Casadevall: Last year there was a lot of excitement for convalescent plasma, half a million people got treated. Then came some really poorly designed clinical trials. People were treated very late. Well, if you do a trial and it didn’t work because you set it up not to work then plasma doesn’t work. And then what happened is there was a reduction in use. We were able to document that as the use went down more people died.  :26

Casadevall says convalescent plasma is a viable treatment for COVID infection, and he’s trying to make both physicians and patients aware of the need to use it early in the infection to maximize its benefits. At Johns Hopkins, I’m Elizabeth Tracey.

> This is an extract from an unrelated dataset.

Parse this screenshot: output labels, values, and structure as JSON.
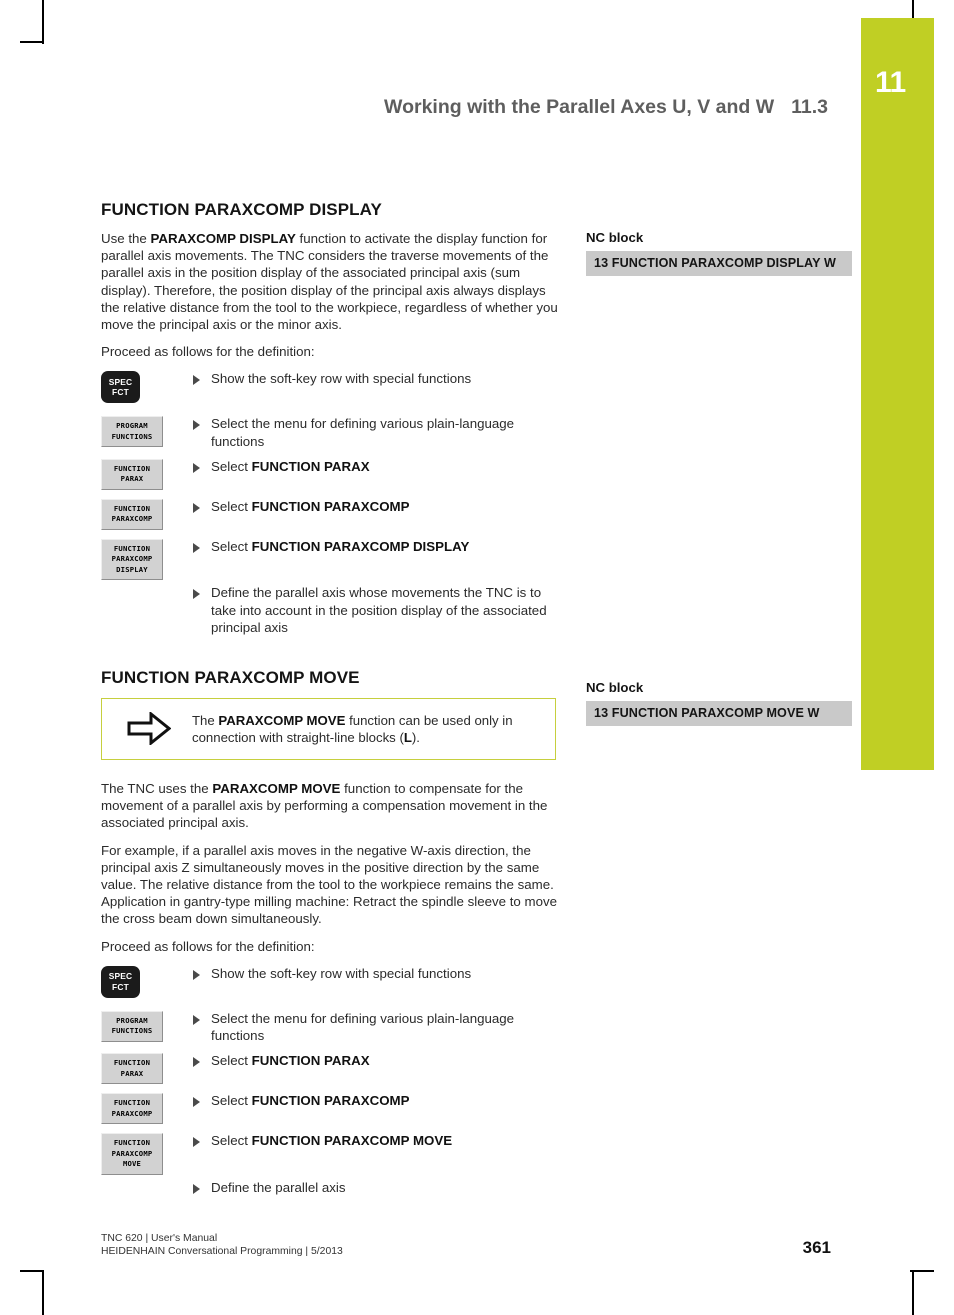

Convalescent plasma is plasma donated by people who’ve already had COVID and recovered. Early in the pandemic this historically successful technique was attempted to stem the tide of COVID-related death, but now the therapy has fallen into disuse. Arturo Casadevall, a convalescent plasma expert at Johns Hopkins, explains.

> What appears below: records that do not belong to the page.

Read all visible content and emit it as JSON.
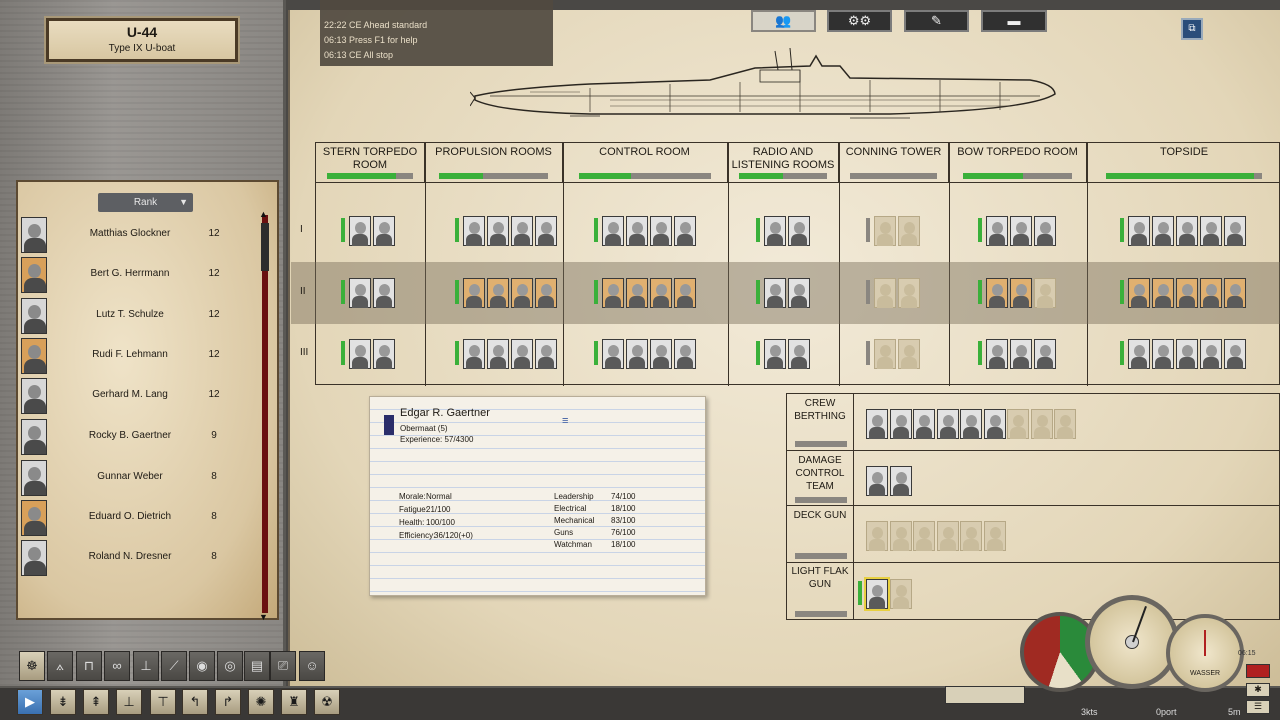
{
  "boat": {
    "name": "U-44",
    "type": "Type IX U-boat"
  },
  "log": [
    "22:22 CE Ahead standard",
    "06:13  Press F1 for help",
    "06:13 CE All stop"
  ],
  "top_tabs": [
    {
      "icon": "crew-icon",
      "glyph": "👥"
    },
    {
      "icon": "gears-icon",
      "glyph": "⚙⚙"
    },
    {
      "icon": "tools-icon",
      "glyph": "✎"
    },
    {
      "icon": "torpedo-icon",
      "glyph": "▬"
    }
  ],
  "roster": {
    "sort_label": "Rank",
    "crew": [
      {
        "name": "Matthias Glockner",
        "level": "12"
      },
      {
        "name": "Bert G. Herrmann",
        "level": "12"
      },
      {
        "name": "Lutz T. Schulze",
        "level": "12"
      },
      {
        "name": "Rudi F. Lehmann",
        "level": "12"
      },
      {
        "name": "Gerhard M. Lang",
        "level": "12"
      },
      {
        "name": "Rocky B. Gaertner",
        "level": "9"
      },
      {
        "name": "Gunnar Weber",
        "level": "8"
      },
      {
        "name": "Eduard O. Dietrich",
        "level": "8"
      },
      {
        "name": "Roland N. Dresner",
        "level": "8"
      }
    ]
  },
  "compartments": [
    {
      "name": "STERN TORPEDO ROOM",
      "level": 0.8
    },
    {
      "name": "PROPULSION ROOMS",
      "level": 0.4
    },
    {
      "name": "CONTROL ROOM",
      "level": 0.4
    },
    {
      "name": "RADIO AND LISTENING ROOMS",
      "level": 0.5
    },
    {
      "name": "CONNING TOWER",
      "level": 0
    },
    {
      "name": "BOW TORPEDO ROOM",
      "level": 0.55
    },
    {
      "name": "TOPSIDE",
      "level": 0.95
    }
  ],
  "shifts": [
    "I",
    "II",
    "III"
  ],
  "crew_card": {
    "name": "Edgar R. Gaertner",
    "rank": "Obermaat (5)",
    "experience": "Experience: 57/4300",
    "stats_left": [
      {
        "label": "Morale:",
        "value": "Normal"
      },
      {
        "label": "Fatigue:",
        "value": "21/100"
      },
      {
        "label": "Health:",
        "value": "100/100"
      },
      {
        "label": "Efficiency:",
        "value": "36/120(+0)"
      }
    ],
    "stats_right": [
      {
        "label": "Leadership",
        "value": "74/100"
      },
      {
        "label": "Electrical",
        "value": "18/100"
      },
      {
        "label": "Mechanical",
        "value": "83/100"
      },
      {
        "label": "Guns",
        "value": "76/100"
      },
      {
        "label": "Watchman",
        "value": "18/100"
      }
    ]
  },
  "stations": [
    {
      "name": "CREW BERTHING"
    },
    {
      "name": "DAMAGE CONTROL TEAM"
    },
    {
      "name": "DECK GUN"
    },
    {
      "name": "LIGHT FLAK GUN"
    }
  ],
  "gauges": {
    "speed": "3kts",
    "order": "0port",
    "depth": "5m",
    "clock": "06:15",
    "depth_label": "WASSER"
  }
}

Casadevall: We are talking about a therapy that is given once that costs $300.00. What is the risk benefit of this? And people are not using it. This therapy works best when given early. COVID has two phases, a viral phase and an inflammatory phase. The inflammatory phase is what puts you in the hospital. That’s because it interferes with gas exchange, people get short of breath. The antibody works on the viral phase, so many people when they show up in the emergency room are already too late to be helped. But not all of them are that late.   :30

Casadevall is trying to raise awareness of convalescent plasma therapy, which he says could benefit many and reduce the need for hospitalizations nationally. At Johns Hopkins, I’m Elizabeth Tracey.

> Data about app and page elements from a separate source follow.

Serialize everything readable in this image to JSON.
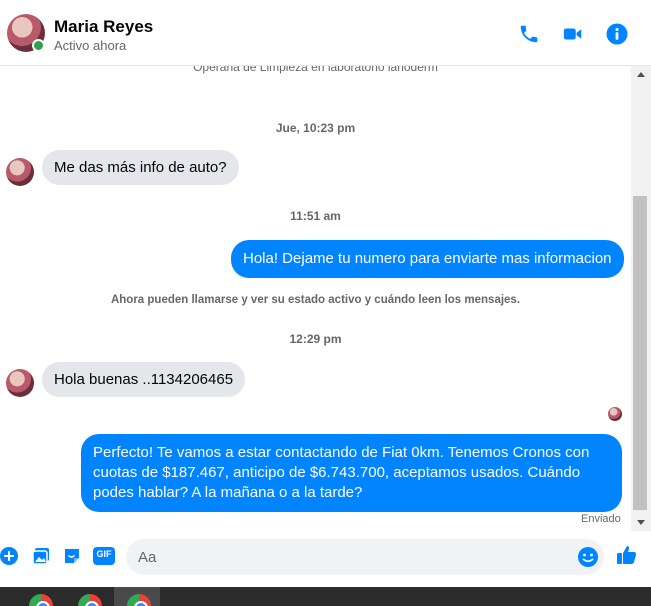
{
  "header": {
    "name": "Maria Reyes",
    "status": "Activo ahora",
    "icons": [
      "phone-icon",
      "video-icon",
      "info-icon"
    ]
  },
  "conversation": {
    "top_system_text": "Operaria de Limpieza en laboratorio lanoderm",
    "timestamp_1": "Jue, 10:23 pm",
    "msg_in_1": "Me das más info de auto?",
    "timestamp_2": "11:51 am",
    "msg_out_1": "Hola! Dejame tu numero para enviarte mas informacion",
    "system_notice": "Ahora pueden llamarse y ver su estado activo y cuándo leen los mensajes.",
    "timestamp_3": "12:29 pm",
    "msg_in_2": "Hola buenas ..1134206465",
    "msg_out_2": "Perfecto! Te vamos a estar contactando de Fiat 0km. Tenemos Cronos con cuotas de $187.467, anticipo de $6.743.700, aceptamos usados. Cuándo podes hablar? A la mañana o a la tarde?",
    "sent_label": "Enviado"
  },
  "composer": {
    "placeholder": "Aa",
    "gif_label": "GIF",
    "icons": [
      "plus-icon",
      "image-icon",
      "sticker-icon",
      "gif-icon",
      "emoji-icon",
      "like-icon"
    ]
  },
  "colors": {
    "accent": "#0084ff",
    "incoming_bubble": "#e4e6eb",
    "online": "#31a24c"
  }
}
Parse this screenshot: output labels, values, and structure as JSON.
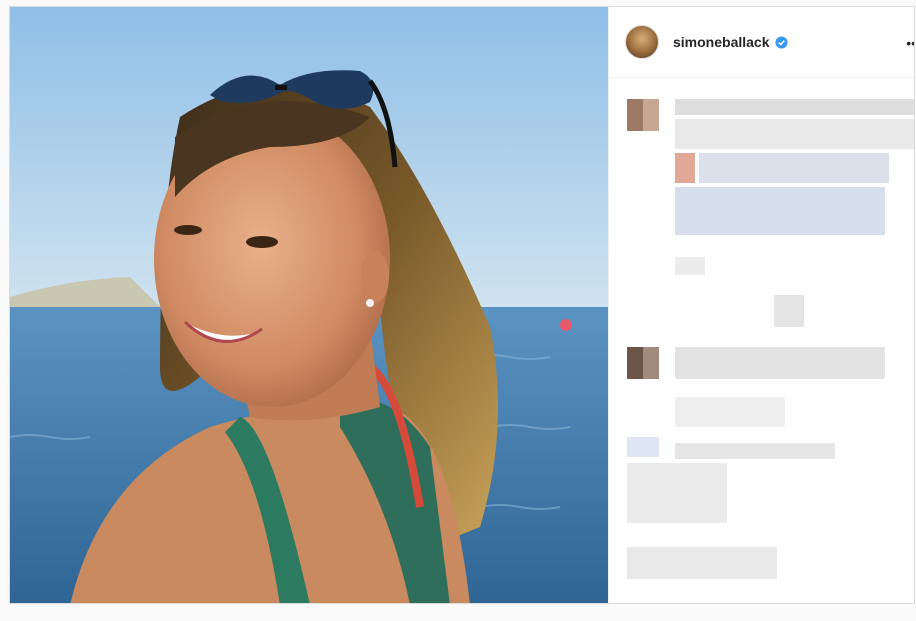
{
  "post": {
    "username": "simoneballack",
    "verified": true,
    "more_glyph": "• •"
  },
  "icons": {
    "verified": "verified-badge-icon",
    "more": "more-options-icon"
  },
  "colors": {
    "verified_blue": "#3897f0",
    "text": "#262626",
    "border": "#dbdbdb"
  }
}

In this next podcast, Elizabeth Scala and Maddie Whalen discuss a topic that’s specific to Evidence-Based Practice projects which is the difference between a background question and a foreground question. Maddie discusses a project that she helped staff with and their use of a background question in the PICO format. Finally, they wrap up the discussion encouraging people to reach out to CNI for support and to work on inquiry projects.  


Remote monitoring helps people undergoing treatment for cancer cope better with emerging symptoms, a new study concludes. William Nelson, director of the Kimmel Cancer Center at Johns Hopkins, says this strategy may be even more important as new cancer treatments are developed.

Nelson: One of the things about chemotherapy is we sort of have a good sense when people get into trouble with nausea and vomiting, when people get into trouble with an increased risk for infection. When we look at some of the new immunotherapy agents people can get in trouble with activating the immune system attacking some normal part of the body. They’re a little bit less predictable but it’s very clear if the early symptoms are captured and it prompts an intervention that you can stop this autoimmune attack and not compromise the benefit of the immunotherapies.  :30

Nelson says data from remote monitoring can be integrated into electronic medical records so it is instantly available for care teams to respond. At Johns Hopkins, I’m Elizabeth Tracey.


People who used a remote monitoring tool to report daily symptoms as they underwent cancer treatment did better with regard to managing their treatment than those who did not, a new study finds. William Nelson, director of the Kimmel Cancer Center at Johns Hopkins, isn’t surprised.

Nelson: What they were looking at were symptoms that people started with and symptoms that they would acquire as they are being treated with chemotherapy and radiation therapy and the like, is monitoring this basically at home 24 hour monitoring with one of these tools, can they identify symptoms and intercept them in some way so that they could be better managed. The answer was yes. When they did this kind of monitoring, when you looked at the folks who did the monitoring they didn’t get that much more and the more would have been related to the treatment and so managing the treatment associated symptoms with this monitoring tool seemed to be helpful.  :32

Nelson says people also like participating in their own care and felt more in partnership with their medical team. At Johns Hopkins, I’m Elizabeth Tracey.